▶ [Description of the task]
Each line containing the string "五月专享" should be copied out of the entries.
─── Data supplied ───
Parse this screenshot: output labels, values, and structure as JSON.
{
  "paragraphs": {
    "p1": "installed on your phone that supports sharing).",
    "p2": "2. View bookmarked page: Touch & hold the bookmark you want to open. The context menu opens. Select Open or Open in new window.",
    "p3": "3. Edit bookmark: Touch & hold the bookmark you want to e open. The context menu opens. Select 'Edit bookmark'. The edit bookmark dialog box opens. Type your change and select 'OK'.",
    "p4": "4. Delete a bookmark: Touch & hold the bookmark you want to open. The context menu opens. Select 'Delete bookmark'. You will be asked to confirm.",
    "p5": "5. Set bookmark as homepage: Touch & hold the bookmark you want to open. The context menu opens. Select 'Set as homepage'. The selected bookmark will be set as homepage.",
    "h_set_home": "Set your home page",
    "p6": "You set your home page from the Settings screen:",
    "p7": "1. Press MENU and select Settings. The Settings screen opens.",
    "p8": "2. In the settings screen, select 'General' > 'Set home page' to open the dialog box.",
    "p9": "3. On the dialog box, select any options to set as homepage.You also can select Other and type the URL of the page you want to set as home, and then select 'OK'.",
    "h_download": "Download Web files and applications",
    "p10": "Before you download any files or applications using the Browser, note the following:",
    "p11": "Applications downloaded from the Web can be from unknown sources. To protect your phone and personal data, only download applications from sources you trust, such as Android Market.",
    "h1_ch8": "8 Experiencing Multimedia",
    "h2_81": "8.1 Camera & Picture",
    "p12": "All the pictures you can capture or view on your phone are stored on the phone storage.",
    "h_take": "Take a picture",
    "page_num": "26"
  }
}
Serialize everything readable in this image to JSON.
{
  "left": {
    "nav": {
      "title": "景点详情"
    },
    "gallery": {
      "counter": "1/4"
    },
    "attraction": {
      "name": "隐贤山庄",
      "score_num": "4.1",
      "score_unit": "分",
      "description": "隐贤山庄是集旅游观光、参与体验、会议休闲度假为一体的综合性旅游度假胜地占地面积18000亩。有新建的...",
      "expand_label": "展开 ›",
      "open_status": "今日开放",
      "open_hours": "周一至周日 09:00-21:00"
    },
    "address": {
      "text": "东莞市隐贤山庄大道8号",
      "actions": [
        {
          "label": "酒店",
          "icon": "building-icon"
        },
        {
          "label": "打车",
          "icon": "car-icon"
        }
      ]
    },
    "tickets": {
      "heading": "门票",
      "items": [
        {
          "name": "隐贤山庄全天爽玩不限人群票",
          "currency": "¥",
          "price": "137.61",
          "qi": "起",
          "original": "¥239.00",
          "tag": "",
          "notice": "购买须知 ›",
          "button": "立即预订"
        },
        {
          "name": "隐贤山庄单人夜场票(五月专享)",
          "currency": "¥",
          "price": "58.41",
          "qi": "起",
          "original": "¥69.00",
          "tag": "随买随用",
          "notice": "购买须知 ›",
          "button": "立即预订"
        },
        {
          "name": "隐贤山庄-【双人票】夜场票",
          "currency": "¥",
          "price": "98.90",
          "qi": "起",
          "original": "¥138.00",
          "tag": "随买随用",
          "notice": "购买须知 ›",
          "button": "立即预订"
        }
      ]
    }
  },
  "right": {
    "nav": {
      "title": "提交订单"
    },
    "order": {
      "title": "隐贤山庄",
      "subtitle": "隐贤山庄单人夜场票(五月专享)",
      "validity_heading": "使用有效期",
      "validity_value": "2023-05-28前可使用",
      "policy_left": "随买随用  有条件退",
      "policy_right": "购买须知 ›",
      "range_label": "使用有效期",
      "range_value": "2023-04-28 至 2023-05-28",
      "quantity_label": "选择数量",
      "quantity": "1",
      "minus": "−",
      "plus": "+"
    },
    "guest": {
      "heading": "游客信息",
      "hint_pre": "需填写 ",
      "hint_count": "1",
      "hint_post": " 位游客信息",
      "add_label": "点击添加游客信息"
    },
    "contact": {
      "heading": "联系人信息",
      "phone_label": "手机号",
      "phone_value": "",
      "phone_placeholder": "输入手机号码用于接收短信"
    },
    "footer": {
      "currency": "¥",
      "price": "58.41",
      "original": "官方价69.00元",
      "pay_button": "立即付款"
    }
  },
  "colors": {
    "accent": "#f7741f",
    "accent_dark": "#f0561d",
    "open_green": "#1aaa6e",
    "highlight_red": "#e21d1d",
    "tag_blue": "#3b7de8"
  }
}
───
▶ [Completed task]
          "name": "隐贤山庄单人夜场票(五月专享)",
      "subtitle": "隐贤山庄单人夜场票(五月专享)",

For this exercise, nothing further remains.